Pretty much because of Dare.





Gail and I owned as many of her books as our mother could find; we probably had four or five.  The rest we checked out of the library, over

and over,


poring over every detail.  She froze things in midair; that was fascinating.  Did someone help her?  For some reason, I never imagined anyone with her to help.  So how did she do that?

or climbed too high

And how many times did she have to do it?

touching the clock


One day it dawned on us that if you like someone’s books, you can write to her in care of her publisher. She might even write you back.



Our “story” existed only in our heads; we hadn’t written a word of it, we didn’t really have much in the way of props, and the only camera in the family was an Instamatic that took terrible pictures.  I don’t think we even knew how to load it.
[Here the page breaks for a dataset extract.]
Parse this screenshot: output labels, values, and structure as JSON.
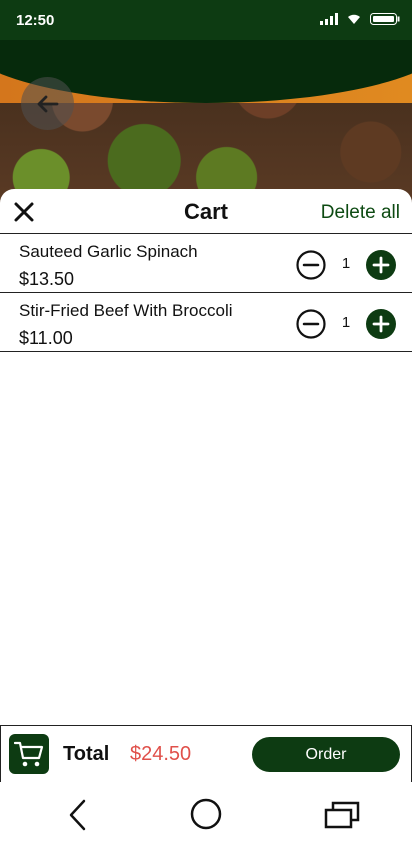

It may have been embarrassment over that, or it may have been that we were thirteen and in a few months our brain chemicals would make us do things like time our lives around Video Jukebox, but for whatever reason we didn’t write back.

Setting aside all the other regrets — the letters we might have had, the photographs she might have sent us, even the possibility of having in her a grown-up friend — did we disappoint her?  But surely she must have had so many people writing to her.  It can’t have mattered that she didn’t hear from us again.  It would take a child’s enormous ego to break my heart over it now, to wonder if she wondered, Why don’t they answer?
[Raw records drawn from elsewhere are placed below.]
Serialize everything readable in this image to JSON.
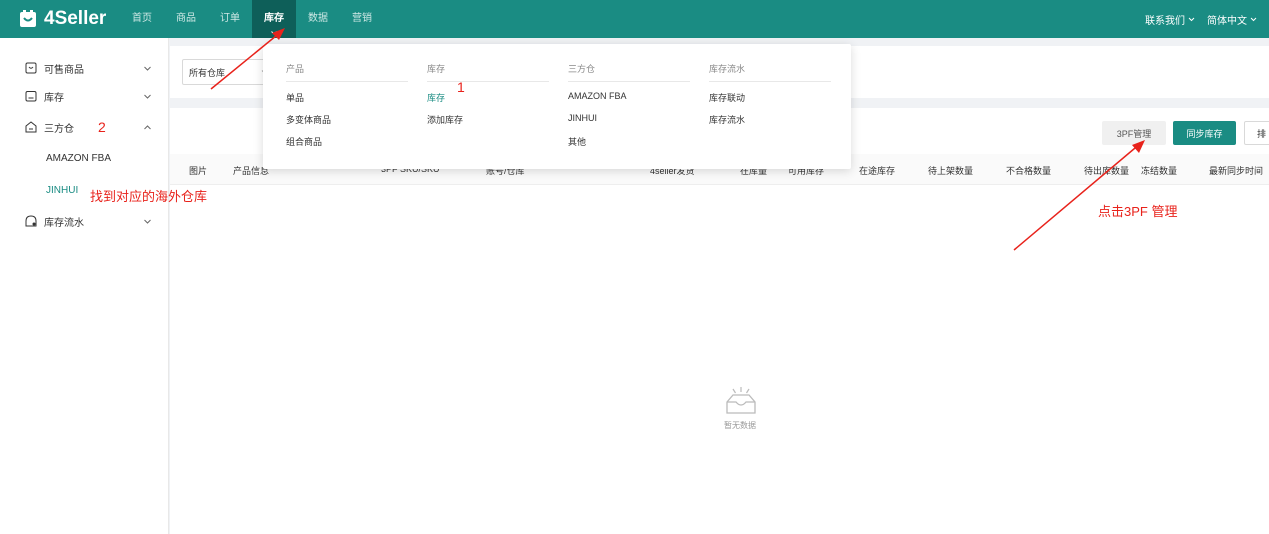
{
  "app": {
    "logo_text": "4Seller"
  },
  "nav": {
    "items": [
      "首页",
      "商品",
      "订单",
      "库存",
      "数据",
      "营销"
    ],
    "active": "库存"
  },
  "top_right": {
    "contact": "联系我们",
    "language": "简体中文"
  },
  "sidebar": {
    "sellable": "可售商品",
    "inventory": "库存",
    "third_party": "三方仓",
    "third_party_items": [
      "AMAZON FBA",
      "JINHUI"
    ],
    "active_sub": "JINHUI",
    "flow": "库存流水"
  },
  "filter": {
    "warehouse_select": "所有仓库"
  },
  "toolbar": {
    "btn_3pf": "3PF管理",
    "btn_sync": "同步库存",
    "btn_more": "排"
  },
  "table": {
    "columns": [
      "图片",
      "产品信息",
      "3PF SKU/SKU",
      "账号/仓库",
      "4seller发货",
      "在库量",
      "可用库存",
      "在途库存",
      "待上架数量",
      "不合格数量",
      "待出库数量",
      "冻结数量",
      "最新同步时间"
    ]
  },
  "empty": {
    "text": "暂无数据"
  },
  "dropdown": {
    "columns": [
      {
        "heading": "产品",
        "items": [
          "单品",
          "多变体商品",
          "组合商品"
        ]
      },
      {
        "heading": "库存",
        "items": [
          "库存",
          "添加库存"
        ]
      },
      {
        "heading": "三方仓",
        "items": [
          "AMAZON FBA",
          "JINHUI",
          "其他"
        ]
      },
      {
        "heading": "库存流水",
        "items": [
          "库存联动",
          "库存流水"
        ]
      }
    ],
    "active_item": "库存"
  },
  "annotations": {
    "step1": "1",
    "step2": "2",
    "find_warehouse": "找到对应的海外仓库",
    "click_3pf": "点击3PF 管理"
  },
  "colors": {
    "primary": "#1a8c83",
    "annotation": "#e8221b"
  }
}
(Wright’s images from top to bottom: from Holiday for Edith and the Bears, Edith and Big Bad Bill, The Lonely Doll, Edith and Mr. Bear, and Edith and Little Bear Lend a Hand.)